I apologize for the length of this e-mail, but I felt moved to share all of this with you so that you could truly know how far reaching the impact of CrossPoint has been on our child.  I am humbled by his obedience and joyful in watching him grow in his walk with Christ.  I thank you for your leadership, and feel truly blessed to be a part of CrossPoint.  I look forward to watching (my son) continue to mature and grow in his faith and am thankful that (my son and daughter) have him as their role model.

Thanks again for your time and your leadership.

She was right, as I would say, “Wow!”

The first thing I thought of when I read this email was what the Bible teaches in Romans 10:14-17:

14 But how are they to call on him in whom they have not believed? And how are they to believe in him of whom they have never heard? And how are they to hear without someone preaching? 15 And how are they to preach unless they are sent? As it is written, “How beautiful are the feet of those who preach the good news!” 16 But they have not all obeyed the gospel.
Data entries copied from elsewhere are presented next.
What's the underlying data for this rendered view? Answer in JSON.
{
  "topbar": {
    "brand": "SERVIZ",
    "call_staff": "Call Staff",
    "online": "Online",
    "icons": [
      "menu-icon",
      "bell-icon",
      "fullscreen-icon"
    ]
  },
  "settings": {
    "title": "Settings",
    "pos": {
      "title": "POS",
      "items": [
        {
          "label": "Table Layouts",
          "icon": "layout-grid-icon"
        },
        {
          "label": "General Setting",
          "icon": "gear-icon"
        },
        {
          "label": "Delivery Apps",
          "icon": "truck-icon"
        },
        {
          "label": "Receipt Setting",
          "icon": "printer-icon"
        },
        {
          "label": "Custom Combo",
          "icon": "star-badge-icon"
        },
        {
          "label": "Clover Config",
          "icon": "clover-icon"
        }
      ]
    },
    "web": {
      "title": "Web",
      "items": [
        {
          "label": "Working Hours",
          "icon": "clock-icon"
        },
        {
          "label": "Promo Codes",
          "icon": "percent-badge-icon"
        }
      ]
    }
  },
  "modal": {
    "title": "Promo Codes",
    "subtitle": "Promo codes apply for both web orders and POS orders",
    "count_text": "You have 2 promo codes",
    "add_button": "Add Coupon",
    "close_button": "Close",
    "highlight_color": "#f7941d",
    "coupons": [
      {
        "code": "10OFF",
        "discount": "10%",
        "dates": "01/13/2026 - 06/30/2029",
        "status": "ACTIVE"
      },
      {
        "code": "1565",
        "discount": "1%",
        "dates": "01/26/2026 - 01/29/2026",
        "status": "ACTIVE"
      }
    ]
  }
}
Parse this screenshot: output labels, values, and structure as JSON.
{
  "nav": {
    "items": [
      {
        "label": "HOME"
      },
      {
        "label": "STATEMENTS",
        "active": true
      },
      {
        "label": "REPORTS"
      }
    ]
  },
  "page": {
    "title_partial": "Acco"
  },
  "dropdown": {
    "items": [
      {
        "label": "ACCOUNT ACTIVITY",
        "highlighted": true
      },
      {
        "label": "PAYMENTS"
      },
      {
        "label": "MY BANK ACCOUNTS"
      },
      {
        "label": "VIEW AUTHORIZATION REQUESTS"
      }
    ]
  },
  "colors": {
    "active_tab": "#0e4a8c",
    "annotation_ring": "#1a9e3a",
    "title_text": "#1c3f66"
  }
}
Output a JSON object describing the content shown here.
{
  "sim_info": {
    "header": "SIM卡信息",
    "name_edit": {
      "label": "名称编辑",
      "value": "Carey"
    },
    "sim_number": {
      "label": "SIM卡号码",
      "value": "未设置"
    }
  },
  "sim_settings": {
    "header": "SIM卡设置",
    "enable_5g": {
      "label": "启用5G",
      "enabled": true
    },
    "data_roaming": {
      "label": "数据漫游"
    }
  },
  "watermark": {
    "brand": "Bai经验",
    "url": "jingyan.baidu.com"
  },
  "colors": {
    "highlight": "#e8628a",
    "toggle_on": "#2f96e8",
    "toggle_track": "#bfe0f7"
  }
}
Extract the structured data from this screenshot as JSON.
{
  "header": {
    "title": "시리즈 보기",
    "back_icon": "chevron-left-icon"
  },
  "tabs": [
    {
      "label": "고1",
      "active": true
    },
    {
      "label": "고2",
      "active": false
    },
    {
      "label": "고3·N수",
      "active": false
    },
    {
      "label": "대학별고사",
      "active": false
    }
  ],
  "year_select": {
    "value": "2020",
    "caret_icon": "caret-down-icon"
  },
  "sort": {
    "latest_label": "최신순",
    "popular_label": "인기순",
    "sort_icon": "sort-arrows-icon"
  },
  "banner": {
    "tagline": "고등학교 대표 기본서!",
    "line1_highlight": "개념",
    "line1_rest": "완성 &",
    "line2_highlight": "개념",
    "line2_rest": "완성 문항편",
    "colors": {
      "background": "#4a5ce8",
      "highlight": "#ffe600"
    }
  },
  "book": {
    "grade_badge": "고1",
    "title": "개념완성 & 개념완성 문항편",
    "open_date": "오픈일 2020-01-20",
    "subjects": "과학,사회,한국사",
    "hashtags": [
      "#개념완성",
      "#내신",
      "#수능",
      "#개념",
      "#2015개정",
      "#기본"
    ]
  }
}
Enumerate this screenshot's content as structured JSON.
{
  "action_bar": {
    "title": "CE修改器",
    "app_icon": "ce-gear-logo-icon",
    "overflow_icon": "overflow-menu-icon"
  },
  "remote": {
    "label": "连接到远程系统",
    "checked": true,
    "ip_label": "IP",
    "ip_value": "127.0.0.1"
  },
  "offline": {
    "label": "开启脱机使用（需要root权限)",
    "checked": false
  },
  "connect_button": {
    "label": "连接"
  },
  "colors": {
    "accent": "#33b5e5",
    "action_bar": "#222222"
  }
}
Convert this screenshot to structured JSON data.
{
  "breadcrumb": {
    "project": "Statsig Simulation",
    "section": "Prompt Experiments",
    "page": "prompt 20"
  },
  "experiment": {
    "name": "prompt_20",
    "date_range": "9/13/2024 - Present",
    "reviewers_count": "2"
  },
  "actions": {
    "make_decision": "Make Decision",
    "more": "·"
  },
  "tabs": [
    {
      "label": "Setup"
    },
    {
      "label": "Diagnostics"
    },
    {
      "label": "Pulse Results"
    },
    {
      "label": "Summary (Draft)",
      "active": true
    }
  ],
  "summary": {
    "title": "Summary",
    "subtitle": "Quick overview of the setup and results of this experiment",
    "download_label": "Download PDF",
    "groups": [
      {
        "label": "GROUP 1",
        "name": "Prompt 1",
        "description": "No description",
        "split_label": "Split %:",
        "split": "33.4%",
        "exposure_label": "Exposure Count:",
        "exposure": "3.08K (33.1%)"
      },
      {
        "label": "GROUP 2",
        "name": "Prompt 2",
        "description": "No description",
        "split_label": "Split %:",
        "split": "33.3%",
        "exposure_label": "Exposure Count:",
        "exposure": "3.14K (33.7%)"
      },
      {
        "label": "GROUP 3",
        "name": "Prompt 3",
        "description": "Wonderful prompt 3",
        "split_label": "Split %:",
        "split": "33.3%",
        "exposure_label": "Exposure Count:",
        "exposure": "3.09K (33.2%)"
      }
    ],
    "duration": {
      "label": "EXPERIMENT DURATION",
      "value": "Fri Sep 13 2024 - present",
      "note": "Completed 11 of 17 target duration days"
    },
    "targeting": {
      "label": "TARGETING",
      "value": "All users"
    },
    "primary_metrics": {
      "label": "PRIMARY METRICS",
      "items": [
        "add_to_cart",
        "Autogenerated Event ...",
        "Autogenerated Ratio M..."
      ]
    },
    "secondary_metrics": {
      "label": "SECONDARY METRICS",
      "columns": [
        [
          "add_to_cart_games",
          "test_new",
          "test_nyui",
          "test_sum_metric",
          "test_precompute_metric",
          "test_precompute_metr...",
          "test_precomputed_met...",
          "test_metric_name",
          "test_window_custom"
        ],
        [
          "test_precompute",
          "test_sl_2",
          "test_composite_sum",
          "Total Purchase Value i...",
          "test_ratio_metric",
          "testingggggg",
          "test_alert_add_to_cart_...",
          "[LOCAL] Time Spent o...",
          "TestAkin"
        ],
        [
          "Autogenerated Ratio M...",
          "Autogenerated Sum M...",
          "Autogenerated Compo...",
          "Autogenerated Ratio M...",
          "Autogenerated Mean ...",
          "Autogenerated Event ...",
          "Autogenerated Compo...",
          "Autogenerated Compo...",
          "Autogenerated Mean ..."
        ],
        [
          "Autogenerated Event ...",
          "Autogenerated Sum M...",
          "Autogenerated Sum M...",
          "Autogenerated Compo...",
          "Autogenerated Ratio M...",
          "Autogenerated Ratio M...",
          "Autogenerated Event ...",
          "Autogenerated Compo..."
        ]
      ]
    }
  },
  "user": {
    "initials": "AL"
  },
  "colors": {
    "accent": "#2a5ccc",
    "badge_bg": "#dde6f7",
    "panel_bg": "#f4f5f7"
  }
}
For Isaiah says, “Lord, who has believed what he has heard from us?” 17 So faith comes from hearing, and hearing through the word of Christ.

This is a good story, isn’t it?  I thank the Lord for this young man; his passion for the Lord and his burden for the lost.

20
May
08

The new arabic preachers

Okay, you must take the time to watch this video.  After watching it, I invite you back to read my remarks and to leave your comments.

Take a moment to view the video now: Arabic Preacher Video

Here are a few thoughts that strike me about the news report.

The young Arabic people are searching for hope.

It is obvious these people are searching for answers.  They are hungry for hope.  There is something missing in their lives, and they want to find the solution.

Islam in either form – fundamentalist or moderate – will never quench the desire for hope.  It does not matter how much someone waters down the Muslim message, and that is what these new preachers are doing, Islam is just like every other religion in the world—a religion of works.  Works never satisfy; works only cause more thirst.

The numerical growth of Islamic followers should alarm us.

The single greatest threat to democracy is Islam.  Two generations ago democracy’s greatest threat was Nazism.  A generation ago the grave danger was Communism.  Today, the peril is Islam.  Islam, I am convinced, is an even greater threat than Nazism and Communism since it is rooted in a heretical religious belief system.  The world must prepare for the “new” Muslims.  Their message is spreading, and spreading rapidly.

Who is communicating the truth to these people?

While watching the video I kept asking myself how these people are being exposed to the Good News of Jesus Christ.  They are not hearing the truth.  They are hearing lies, hearsay, and falsehood.  Someone needs to be preaching the truth for them, sermons based on the Good News that Jesus Christ is the only way to heaven.

Finally, some of our gospel messages are not much different than Masoud’s.

There are many so-called “gospel preachers” in America today, and if you listen closely their message is not much different than Masoud’s message.  Change a few words; add God’s name into the mix, and you basically have the same message.  Surely the Christian message is different than Islam.  Surely the proclamation of God’s Word is relevant enough than for man to prop it up with cute stories, interesting facts and emotional anecdotes.

There is so much more that can be said.  Now I want to hear from you.  Let me know what you think.  I am always curious to read your responses.